What is the Lottery?

What is the Lottery?


Lottery is a form of gambling in which a prize, usually money or goods, is awarded to a person or group by a drawing. It is one of the oldest and most popular games, dating back to ancient times. It was practiced in the Bible, where God gave away land to the Israelites by lot, and in the Roman Empire, where emperors gave property, slaves, and other items as prizes for Saturnalian feasts. Modern lottery-type activities include military conscription, commercial promotions in which property is given away by a random procedure, and the selection of jury members. Only the latter activity falls under a strict definition of lottery that requires payment for a chance to win.

In America, the lottery draws billions of dollars in revenue each year. Some people play the lottery simply for fun, while others believe it is their answer to a better life. Whatever the reason, it is important to understand how lottery works before you play it. The most common way that people win the lottery is through the “Jackpot.” This jackpot is the amount that the winner will receive if they match all of the numbers in the drawing. However, it is important to know that the odds of winning are extremely low. Many people that have won the lottery say they would give it up if they knew how much it was going to cost them in taxes and other fees.

The lottery is a complex issue that raises questions about fairness, ethics, and public policy. Its appeal is rooted in the reassurance that there is a small sliver of hope for a better future, even though it is unlikely. Despite the skepticism of many experts, lottery remains popular with the general public and continues to grow in popularity, even during periods of economic stress. It is often cited as an example of a revenue source that does not require tax increases or cuts to government services, and which attracts voters who oppose these options.
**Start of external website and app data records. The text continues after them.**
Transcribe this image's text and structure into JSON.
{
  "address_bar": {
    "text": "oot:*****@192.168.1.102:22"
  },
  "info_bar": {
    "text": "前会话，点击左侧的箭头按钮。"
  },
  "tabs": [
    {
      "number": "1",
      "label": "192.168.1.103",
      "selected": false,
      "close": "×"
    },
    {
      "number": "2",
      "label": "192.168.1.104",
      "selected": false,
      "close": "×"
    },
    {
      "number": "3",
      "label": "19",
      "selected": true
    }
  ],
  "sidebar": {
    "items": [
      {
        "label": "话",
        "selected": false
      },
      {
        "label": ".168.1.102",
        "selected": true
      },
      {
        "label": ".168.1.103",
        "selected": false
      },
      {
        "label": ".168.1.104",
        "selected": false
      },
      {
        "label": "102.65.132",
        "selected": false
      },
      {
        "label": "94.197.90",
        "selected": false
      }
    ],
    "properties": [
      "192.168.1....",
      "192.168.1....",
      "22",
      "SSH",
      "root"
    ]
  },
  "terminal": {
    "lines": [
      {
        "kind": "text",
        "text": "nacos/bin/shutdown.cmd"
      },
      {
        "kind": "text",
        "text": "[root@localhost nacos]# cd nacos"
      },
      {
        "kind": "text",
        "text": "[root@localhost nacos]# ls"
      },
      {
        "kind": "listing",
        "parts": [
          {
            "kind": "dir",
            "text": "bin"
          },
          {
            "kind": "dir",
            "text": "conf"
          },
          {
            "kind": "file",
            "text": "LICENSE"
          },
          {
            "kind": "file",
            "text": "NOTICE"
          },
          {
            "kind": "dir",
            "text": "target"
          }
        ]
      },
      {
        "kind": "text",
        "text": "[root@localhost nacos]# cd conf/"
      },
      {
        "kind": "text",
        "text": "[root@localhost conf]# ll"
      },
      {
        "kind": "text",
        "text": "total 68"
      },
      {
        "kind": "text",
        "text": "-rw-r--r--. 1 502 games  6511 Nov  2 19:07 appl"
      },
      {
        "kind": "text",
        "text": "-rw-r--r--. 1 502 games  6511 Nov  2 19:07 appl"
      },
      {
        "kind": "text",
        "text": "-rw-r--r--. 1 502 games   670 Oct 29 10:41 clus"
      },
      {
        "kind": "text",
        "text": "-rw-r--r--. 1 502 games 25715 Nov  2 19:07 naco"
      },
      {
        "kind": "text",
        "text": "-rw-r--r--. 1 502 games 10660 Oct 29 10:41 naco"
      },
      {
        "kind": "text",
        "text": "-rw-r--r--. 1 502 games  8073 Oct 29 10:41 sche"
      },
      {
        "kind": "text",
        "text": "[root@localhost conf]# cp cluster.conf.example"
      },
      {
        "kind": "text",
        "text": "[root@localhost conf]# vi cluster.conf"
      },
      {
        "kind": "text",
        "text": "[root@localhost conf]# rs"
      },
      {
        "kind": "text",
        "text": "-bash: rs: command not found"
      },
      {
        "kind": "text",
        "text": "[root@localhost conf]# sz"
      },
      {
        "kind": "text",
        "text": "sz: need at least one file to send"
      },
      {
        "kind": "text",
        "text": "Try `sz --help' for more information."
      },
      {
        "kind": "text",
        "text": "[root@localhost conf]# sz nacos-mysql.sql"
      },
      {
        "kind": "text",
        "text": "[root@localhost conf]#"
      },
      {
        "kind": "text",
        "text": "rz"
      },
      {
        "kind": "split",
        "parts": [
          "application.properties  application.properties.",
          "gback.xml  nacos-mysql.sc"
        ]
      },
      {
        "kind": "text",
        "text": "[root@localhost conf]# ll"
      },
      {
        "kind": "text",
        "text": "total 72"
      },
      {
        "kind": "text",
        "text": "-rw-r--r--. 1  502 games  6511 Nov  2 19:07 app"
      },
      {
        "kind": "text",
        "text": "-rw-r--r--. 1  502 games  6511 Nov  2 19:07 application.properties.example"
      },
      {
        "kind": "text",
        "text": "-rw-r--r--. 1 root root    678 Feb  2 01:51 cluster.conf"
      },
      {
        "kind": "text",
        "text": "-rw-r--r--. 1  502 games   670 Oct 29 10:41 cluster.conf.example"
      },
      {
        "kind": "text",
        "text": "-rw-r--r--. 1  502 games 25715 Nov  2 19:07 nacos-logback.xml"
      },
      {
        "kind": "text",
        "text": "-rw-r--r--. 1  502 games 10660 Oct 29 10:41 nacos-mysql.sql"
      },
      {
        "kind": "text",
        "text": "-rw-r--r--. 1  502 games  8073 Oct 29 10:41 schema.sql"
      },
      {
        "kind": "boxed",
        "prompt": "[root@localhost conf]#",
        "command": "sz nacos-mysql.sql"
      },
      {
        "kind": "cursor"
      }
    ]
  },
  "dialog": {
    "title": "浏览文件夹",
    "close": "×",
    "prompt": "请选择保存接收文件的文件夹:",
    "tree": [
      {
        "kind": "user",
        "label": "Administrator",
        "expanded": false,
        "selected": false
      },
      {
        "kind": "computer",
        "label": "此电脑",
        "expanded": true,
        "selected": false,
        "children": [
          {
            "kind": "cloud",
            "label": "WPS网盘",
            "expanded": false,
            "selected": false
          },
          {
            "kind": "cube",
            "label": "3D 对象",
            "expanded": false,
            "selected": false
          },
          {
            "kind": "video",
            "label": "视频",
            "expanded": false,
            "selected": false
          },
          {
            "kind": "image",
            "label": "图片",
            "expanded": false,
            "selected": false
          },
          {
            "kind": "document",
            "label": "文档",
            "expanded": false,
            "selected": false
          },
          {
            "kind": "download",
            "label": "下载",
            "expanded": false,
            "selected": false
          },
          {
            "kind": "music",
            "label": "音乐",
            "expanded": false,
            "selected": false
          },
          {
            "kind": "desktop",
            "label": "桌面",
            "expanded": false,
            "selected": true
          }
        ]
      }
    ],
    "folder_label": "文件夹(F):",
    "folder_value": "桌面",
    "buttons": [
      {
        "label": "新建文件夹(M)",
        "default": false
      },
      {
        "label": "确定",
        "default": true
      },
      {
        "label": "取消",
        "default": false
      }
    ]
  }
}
State governments’ use of the lottery has accelerated as the need for new sources of revenue has become more pressing. In the nineteen sixties, soaring population growth and inflation forced states to confront budget crises that threatened the social safety net. Historically, state legislators and governors sought to balance the budget by raising taxes or cutting services. However, these alternatives were widely unpopular with voters.

Lottery legislation was introduced in many states as a way of funding government without generating major tax increases or cuts to social programs. Although lottery advertising often features glamorous stories about winners and their lives, critics point out that the game’s promotion is deceptive. For example, advertisements for the lottery typically fail to clearly communicate the odds of winning and inflate the actual value of the prize (most lottery jackpots are paid in equal annual installments over 20 years, with inflation dramatically eroding the amount); this misrepresentation serves to increase the public’s demand for tickets.